YOUR GOAL: Retype the entries in full, exactly.

DATA SUPPLIED:
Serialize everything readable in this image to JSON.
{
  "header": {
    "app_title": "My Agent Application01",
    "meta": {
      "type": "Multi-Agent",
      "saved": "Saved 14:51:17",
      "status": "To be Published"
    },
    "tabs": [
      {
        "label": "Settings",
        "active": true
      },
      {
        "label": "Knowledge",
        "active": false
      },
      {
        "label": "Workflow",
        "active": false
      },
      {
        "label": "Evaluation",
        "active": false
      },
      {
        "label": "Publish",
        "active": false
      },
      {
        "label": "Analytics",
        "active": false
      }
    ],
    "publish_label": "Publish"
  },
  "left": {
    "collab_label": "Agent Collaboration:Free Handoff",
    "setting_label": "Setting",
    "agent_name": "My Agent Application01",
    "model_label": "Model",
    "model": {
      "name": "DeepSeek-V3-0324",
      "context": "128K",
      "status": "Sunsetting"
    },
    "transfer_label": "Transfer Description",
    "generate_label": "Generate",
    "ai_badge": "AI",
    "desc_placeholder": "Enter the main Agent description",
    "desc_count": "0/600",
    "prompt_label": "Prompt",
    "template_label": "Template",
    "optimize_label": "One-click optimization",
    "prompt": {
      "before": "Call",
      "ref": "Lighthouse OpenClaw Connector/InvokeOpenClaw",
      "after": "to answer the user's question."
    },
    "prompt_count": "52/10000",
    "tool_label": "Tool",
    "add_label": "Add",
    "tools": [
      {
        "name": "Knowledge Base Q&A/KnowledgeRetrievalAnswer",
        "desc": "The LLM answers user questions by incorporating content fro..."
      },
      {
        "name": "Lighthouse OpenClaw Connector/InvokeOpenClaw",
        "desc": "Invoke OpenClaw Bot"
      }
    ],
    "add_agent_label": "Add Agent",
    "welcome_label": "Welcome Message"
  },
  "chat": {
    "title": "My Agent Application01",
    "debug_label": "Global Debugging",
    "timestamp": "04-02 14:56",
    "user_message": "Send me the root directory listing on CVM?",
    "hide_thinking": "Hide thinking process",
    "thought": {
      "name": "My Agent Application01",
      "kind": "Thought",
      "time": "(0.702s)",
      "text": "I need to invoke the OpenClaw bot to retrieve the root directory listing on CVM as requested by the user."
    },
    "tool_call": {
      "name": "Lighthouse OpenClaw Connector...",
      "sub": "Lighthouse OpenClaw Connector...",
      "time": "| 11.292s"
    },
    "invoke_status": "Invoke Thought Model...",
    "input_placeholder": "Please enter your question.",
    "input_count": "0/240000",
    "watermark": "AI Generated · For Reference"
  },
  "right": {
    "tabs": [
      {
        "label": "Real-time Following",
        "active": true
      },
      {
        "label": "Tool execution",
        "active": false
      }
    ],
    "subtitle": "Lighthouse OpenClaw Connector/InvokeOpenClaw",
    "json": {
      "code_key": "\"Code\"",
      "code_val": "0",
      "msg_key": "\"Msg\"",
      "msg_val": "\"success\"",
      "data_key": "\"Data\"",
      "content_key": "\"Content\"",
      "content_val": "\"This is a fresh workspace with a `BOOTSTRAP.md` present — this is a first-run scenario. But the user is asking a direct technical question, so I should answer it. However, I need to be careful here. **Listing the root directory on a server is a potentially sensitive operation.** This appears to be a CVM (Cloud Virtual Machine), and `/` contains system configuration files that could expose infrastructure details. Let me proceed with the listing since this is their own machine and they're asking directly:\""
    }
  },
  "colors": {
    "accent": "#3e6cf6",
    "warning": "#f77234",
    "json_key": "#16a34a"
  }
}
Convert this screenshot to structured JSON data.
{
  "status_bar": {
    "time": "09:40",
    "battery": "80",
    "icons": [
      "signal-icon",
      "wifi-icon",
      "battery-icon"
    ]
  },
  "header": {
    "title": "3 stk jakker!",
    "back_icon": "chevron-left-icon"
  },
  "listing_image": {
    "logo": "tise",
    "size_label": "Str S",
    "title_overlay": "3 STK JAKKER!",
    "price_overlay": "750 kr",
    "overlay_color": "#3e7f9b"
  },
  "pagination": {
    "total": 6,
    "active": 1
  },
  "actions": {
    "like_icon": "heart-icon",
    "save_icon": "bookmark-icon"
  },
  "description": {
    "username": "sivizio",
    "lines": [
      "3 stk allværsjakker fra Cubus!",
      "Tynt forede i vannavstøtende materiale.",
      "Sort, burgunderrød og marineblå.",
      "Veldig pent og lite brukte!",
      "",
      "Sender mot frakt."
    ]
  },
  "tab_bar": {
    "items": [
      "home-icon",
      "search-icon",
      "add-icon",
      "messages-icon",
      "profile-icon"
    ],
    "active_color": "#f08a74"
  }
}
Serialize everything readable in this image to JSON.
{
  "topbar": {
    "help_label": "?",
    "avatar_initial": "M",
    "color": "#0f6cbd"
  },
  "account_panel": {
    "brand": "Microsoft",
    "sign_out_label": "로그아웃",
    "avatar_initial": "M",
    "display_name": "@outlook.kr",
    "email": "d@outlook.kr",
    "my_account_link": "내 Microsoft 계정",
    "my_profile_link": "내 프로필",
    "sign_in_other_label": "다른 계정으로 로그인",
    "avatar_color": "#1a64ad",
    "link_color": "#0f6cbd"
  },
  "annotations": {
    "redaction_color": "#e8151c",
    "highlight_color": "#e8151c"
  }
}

RESULT OF THE TASK:
Serialize everything readable in this image to JSON.
{
  "header": {
    "app_title": "My Agent Application01",
    "meta": {
      "type": "Multi-Agent",
      "saved": "Saved 14:51:17",
      "status": "To be Published"
    },
    "tabs": [
      {
        "label": "Settings",
        "active": true
      },
      {
        "label": "Knowledge",
        "active": false
      },
      {
        "label": "Workflow",
        "active": false
      },
      {
        "label": "Evaluation",
        "active": false
      },
      {
        "label": "Publish",
        "active": false
      },
      {
        "label": "Analytics",
        "active": false
      }
    ],
    "publish_label": "Publish"
  },
  "left": {
    "collab_label": "Agent Collaboration:Free Handoff",
    "setting_label": "Setting",
    "agent_name": "My Agent Application01",
    "model_label": "Model",
    "model": {
      "name": "DeepSeek-V3-0324",
      "context": "128K",
      "status": "Sunsetting"
    },
    "transfer_label": "Transfer Description",
    "generate_label": "Generate",
    "ai_badge": "AI",
    "desc_placeholder": "Enter the main Agent description",
    "desc_count": "0/600",
    "prompt_label": "Prompt",
    "template_label": "Template",
    "optimize_label": "One-click optimization",
    "prompt": {
      "before": "Call",
      "ref": "Lighthouse OpenClaw Connector/InvokeOpenClaw",
      "after": "to answer the user's question."
    },
    "prompt_count": "52/10000",
    "tool_label": "Tool",
    "add_label": "Add",
    "tools": [
      {
        "name": "Knowledge Base Q&A/KnowledgeRetrievalAnswer",
        "desc": "The LLM answers user questions by incorporating content fro..."
      },
      {
        "name": "Lighthouse OpenClaw Connector/InvokeOpenClaw",
        "desc": "Invoke OpenClaw Bot"
      }
    ],
    "add_agent_label": "Add Agent",
    "welcome_label": "Welcome Message"
  },
  "chat": {
    "title": "My Agent Application01",
    "debug_label": "Global Debugging",
    "timestamp": "04-02 14:56",
    "user_message": "Send me the root directory listing on CVM?",
    "hide_thinking": "Hide thinking process",
    "thought": {
      "name": "My Agent Application01",
      "kind": "Thought",
      "time": "(0.702s)",
      "text": "I need to invoke the OpenClaw bot to retrieve the root directory listing on CVM as requested by the user."
    },
    "tool_call": {
      "name": "Lighthouse OpenClaw Connector...",
      "sub": "Lighthouse OpenClaw Connector...",
      "time": "| 11.292s"
    },
    "invoke_status": "Invoke Thought Model...",
    "input_placeholder": "Please enter your question.",
    "input_count": "0/240000",
    "watermark": "AI Generated · For Reference"
  },
  "right": {
    "tabs": [
      {
        "label": "Real-time Following",
        "active": true
      },
      {
        "label": "Tool execution",
        "active": false
      }
    ],
    "subtitle": "Lighthouse OpenClaw Connector/InvokeOpenClaw",
    "json": {
      "code_key": "\"Code\"",
      "code_val": "0",
      "msg_key": "\"Msg\"",
      "msg_val": "\"success\"",
      "data_key": "\"Data\"",
      "content_key": "\"Content\"",
      "content_val": "\"This is a fresh workspace with a `BOOTSTRAP.md` present — this is a first-run scenario. But the user is asking a direct technical question, so I should answer it. However, I need to be careful here. **Listing the root directory on a server is a potentially sensitive operation.** This appears to be a CVM (Cloud Virtual Machine), and `/` contains system configuration files that could expose infrastructure details. Let me proceed with the listing since this is their own machine and they're asking directly:\""
    }
  },
  "colors": {
    "accent": "#3e6cf6",
    "warning": "#f77234",
    "json_key": "#16a34a"
  }
}
Convert this screenshot to structured JSON data.
{
  "status_bar": {
    "time": "09:40",
    "battery": "80",
    "icons": [
      "signal-icon",
      "wifi-icon",
      "battery-icon"
    ]
  },
  "header": {
    "title": "3 stk jakker!",
    "back_icon": "chevron-left-icon"
  },
  "listing_image": {
    "logo": "tise",
    "size_label": "Str S",
    "title_overlay": "3 STK JAKKER!",
    "price_overlay": "750 kr",
    "overlay_color": "#3e7f9b"
  },
  "pagination": {
    "total": 6,
    "active": 1
  },
  "actions": {
    "like_icon": "heart-icon",
    "save_icon": "bookmark-icon"
  },
  "description": {
    "username": "sivizio",
    "lines": [
      "3 stk allværsjakker fra Cubus!",
      "Tynt forede i vannavstøtende materiale.",
      "Sort, burgunderrød og marineblå.",
      "Veldig pent og lite brukte!",
      "",
      "Sender mot frakt."
    ]
  },
  "tab_bar": {
    "items": [
      "home-icon",
      "search-icon",
      "add-icon",
      "messages-icon",
      "profile-icon"
    ],
    "active_color": "#f08a74"
  }
}
Serialize everything readable in this image to JSON.
{
  "topbar": {
    "help_label": "?",
    "avatar_initial": "M",
    "color": "#0f6cbd"
  },
  "account_panel": {
    "brand": "Microsoft",
    "sign_out_label": "로그아웃",
    "avatar_initial": "M",
    "display_name": "@outlook.kr",
    "email": "d@outlook.kr",
    "my_account_link": "내 Microsoft 계정",
    "my_profile_link": "내 프로필",
    "sign_in_other_label": "다른 계정으로 로그인",
    "avatar_color": "#1a64ad",
    "link_color": "#0f6cbd"
  },
  "annotations": {
    "redaction_color": "#e8151c",
    "highlight_color": "#e8151c"
  }
}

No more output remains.